If visiting Brighton’s restaurants and pubs leaves you anxious to burn off some calories, you can take a spin on the water. Whether you’re a novice or an experienced rower, Community Rowing has a class and an instructor to fit your needs. You can sign up online or on location. The nonprofit was established in 1985 on the premise that access to rowing changes lives and communities. One-person shells and sweep rowing for groups of eight are available. All rowers are required to have a swim test on file before using the club’s boats. You can complete this test with any certified lifeguard or at the local YMCA. Class prices vary, so check the website for more information.
The Corner Art Room
6 Academy Hill Rd.
This space is a must for anyone interested in arts and crafts. The Corner Art Room offers a range of programs, including painting, knitting, and quilting workshops and classes, arts and crafts classes for children, and family art drop-in sessions. Check out the calendar for a full list of programs. It’s open Thursday through Sunday.
Boston Public Library Brighton Branch
40 Academy Hill Rd.
The BPL’s Brighton branch is one of the most tranquil places in Boston to relax and catch up on reading. Curl up on the lounge area’s beautiful red couch overlooking the library’s serenity garden, or enjoy one of the bean-shaped chairs in the story nook or a high-rise table in the teen café area. The branch offers a wide selection of readings, lectures, and concerts and has a collection of books on Brighton-Allston history, as well as photographs from the Brighton-Allston Historical Society’s archives. The library also offers a wide selection of reading materials in Spanish and Russian, as well as book discussions, children’s programming, ESL classes, and homework help for young students. Find a calendar of events here.

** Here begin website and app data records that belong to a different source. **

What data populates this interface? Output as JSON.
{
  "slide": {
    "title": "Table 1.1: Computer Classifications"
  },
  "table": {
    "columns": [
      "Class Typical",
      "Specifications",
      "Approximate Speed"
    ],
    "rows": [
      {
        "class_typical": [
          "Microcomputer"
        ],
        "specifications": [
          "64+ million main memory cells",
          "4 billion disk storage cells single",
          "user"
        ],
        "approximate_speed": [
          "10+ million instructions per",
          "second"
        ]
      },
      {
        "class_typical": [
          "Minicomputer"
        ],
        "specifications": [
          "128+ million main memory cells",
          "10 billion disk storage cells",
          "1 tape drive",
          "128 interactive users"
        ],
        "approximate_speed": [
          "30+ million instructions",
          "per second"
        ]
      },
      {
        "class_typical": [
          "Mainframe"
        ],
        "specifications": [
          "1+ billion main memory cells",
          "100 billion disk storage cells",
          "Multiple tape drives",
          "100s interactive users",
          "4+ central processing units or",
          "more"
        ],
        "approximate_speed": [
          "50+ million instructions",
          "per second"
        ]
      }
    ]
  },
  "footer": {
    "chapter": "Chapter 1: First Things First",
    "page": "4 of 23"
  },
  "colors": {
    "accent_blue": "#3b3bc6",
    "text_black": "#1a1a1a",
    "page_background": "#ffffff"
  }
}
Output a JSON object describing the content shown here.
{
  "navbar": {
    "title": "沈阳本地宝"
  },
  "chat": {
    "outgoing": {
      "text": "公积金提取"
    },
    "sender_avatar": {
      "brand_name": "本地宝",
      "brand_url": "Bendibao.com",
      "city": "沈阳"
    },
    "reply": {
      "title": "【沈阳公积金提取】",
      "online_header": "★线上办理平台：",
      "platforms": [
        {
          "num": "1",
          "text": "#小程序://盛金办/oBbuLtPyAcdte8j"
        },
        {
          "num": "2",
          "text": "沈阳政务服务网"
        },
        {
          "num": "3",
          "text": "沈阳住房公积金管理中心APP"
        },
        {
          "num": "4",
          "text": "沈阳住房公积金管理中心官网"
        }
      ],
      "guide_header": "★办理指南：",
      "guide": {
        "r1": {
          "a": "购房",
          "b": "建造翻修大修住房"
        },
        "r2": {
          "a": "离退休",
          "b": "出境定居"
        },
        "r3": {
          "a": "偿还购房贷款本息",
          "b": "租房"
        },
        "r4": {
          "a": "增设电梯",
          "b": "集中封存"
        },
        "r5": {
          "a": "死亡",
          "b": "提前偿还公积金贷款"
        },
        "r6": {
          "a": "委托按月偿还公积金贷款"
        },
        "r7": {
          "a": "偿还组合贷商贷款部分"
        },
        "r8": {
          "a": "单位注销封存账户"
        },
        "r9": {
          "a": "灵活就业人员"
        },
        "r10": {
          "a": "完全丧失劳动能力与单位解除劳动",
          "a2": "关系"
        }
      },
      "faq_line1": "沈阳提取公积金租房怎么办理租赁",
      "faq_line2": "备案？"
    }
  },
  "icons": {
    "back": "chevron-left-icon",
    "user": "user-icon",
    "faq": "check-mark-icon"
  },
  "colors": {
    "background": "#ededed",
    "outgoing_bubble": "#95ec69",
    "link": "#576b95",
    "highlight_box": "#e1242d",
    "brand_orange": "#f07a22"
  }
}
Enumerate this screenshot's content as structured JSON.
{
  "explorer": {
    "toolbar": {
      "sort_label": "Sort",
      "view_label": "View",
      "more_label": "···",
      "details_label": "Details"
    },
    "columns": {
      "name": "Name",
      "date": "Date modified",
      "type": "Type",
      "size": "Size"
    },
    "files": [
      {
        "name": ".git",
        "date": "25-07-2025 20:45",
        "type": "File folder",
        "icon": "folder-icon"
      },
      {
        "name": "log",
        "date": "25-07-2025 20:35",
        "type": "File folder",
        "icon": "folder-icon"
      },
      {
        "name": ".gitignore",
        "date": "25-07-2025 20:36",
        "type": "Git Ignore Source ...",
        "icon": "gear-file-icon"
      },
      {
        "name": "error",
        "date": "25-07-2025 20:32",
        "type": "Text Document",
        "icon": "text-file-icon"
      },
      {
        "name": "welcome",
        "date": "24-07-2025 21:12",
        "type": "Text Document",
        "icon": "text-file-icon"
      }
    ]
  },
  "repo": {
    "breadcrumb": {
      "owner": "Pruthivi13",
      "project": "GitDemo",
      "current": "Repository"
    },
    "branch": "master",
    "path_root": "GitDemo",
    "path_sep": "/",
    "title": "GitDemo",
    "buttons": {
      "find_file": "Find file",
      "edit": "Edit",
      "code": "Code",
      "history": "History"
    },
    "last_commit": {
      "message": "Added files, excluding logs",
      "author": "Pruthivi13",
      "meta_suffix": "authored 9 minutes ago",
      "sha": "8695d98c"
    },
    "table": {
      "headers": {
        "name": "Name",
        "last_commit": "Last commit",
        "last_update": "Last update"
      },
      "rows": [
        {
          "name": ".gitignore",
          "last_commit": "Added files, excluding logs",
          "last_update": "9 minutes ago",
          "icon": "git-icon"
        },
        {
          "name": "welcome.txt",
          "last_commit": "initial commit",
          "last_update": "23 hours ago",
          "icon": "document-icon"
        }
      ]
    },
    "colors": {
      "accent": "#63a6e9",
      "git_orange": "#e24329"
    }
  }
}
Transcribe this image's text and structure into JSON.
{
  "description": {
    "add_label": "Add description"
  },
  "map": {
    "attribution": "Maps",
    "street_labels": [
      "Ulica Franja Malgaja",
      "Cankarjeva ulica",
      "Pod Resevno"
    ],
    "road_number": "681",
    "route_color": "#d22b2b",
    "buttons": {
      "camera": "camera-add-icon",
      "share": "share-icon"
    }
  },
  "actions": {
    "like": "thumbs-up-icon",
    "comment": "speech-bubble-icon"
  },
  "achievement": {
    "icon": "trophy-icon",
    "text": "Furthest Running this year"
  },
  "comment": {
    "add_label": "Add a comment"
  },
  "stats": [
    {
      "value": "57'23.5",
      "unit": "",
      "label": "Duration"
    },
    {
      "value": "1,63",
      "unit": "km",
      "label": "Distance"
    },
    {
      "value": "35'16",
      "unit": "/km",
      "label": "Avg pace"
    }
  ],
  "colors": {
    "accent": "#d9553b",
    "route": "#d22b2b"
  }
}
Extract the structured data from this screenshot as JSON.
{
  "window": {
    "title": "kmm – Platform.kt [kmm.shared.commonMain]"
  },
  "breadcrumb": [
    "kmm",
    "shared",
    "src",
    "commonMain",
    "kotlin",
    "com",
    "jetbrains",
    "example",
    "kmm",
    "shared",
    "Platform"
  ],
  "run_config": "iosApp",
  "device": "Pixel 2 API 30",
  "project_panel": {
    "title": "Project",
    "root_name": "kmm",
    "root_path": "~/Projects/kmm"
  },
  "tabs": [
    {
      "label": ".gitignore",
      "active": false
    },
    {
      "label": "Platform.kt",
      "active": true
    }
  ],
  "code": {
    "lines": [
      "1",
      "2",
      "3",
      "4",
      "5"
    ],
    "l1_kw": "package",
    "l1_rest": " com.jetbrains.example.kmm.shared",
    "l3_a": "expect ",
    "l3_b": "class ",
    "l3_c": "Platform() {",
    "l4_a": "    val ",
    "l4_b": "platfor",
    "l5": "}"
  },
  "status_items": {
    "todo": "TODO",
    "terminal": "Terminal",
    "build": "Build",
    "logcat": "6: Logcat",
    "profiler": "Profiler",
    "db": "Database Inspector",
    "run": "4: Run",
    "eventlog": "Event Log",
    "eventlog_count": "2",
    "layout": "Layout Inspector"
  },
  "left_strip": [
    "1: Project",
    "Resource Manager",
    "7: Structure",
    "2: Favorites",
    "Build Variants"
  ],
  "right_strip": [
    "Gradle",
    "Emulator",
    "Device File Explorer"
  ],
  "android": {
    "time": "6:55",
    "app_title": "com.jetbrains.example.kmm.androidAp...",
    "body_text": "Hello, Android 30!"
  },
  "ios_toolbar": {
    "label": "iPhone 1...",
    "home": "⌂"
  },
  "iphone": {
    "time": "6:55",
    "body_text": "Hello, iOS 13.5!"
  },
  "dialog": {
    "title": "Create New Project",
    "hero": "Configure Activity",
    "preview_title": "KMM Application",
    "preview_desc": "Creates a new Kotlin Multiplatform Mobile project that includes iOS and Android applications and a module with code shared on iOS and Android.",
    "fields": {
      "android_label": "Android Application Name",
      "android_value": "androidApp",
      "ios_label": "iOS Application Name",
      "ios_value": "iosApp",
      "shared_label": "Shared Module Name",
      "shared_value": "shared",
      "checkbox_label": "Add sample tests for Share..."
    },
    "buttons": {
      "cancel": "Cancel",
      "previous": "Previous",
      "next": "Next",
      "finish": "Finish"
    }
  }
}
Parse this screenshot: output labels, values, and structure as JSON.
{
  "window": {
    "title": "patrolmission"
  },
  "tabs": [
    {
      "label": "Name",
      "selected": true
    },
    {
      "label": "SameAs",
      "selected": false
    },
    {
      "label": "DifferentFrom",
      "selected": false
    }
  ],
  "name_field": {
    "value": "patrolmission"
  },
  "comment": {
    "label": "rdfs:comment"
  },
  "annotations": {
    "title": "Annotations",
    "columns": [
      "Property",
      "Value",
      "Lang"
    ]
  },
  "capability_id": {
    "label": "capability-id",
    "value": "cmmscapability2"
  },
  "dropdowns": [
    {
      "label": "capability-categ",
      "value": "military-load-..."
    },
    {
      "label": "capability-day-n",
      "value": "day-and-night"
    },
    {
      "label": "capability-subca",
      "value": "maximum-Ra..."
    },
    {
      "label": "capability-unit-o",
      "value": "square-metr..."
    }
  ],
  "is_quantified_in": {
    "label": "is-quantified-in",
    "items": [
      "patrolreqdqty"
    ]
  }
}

Although most of the Boston College campus is in nearby Chestnut Hill, in 2004 the school extended its reach into Brighton with the purchase of 43 acres of land from the Archdiocese of Boston, including what was formerly the archbishop’s residence. Subsequent purchases from the archdiocese increased the size of BC’s Brighton campus to 65 acres.
Founded in 1863, this Jesuit institution began life in Boston’s South End and moved to Chestnut Hill in 1909. With its superb Gothic architecture, the park-like campus is a wonderful place to stroll. The college has a small but excellent museum as well, the McMullen Museum of Art, in the former archbishop’s residence on the Brighton campus. It includes works by American artists John La Farge, William Trost Richards, Frank Stella, and Jackson Pollock, in addition to classical and Christian Flemish tapestries, Italian paintings depicting sacred scenes, and American landscapes and portraits dating from 1840 to 1940. The museum has had special exhibitions of work by artists such as Edvard Munch, Roberto Matta, Paul Klee, and Carrie Mae Weems. Museum admission is free and open to the public, but the museum closes between exhibitions and is typically closed summers, reopening in September. Hours during exhibitions are Monday, Tuesday, Wednesday, and Friday, 10 am to 5 pm; Thursday, 10 am to 8 pm; and Saturday and Sunday, noon to 5 pm. Find more about dates and hours of operation here.
Getting there: Take the MBTA #57 bus along Commonwealth Avenue and get off at Washington Street in Brighton or an MBTA Green Line trolley to the Boston College stop.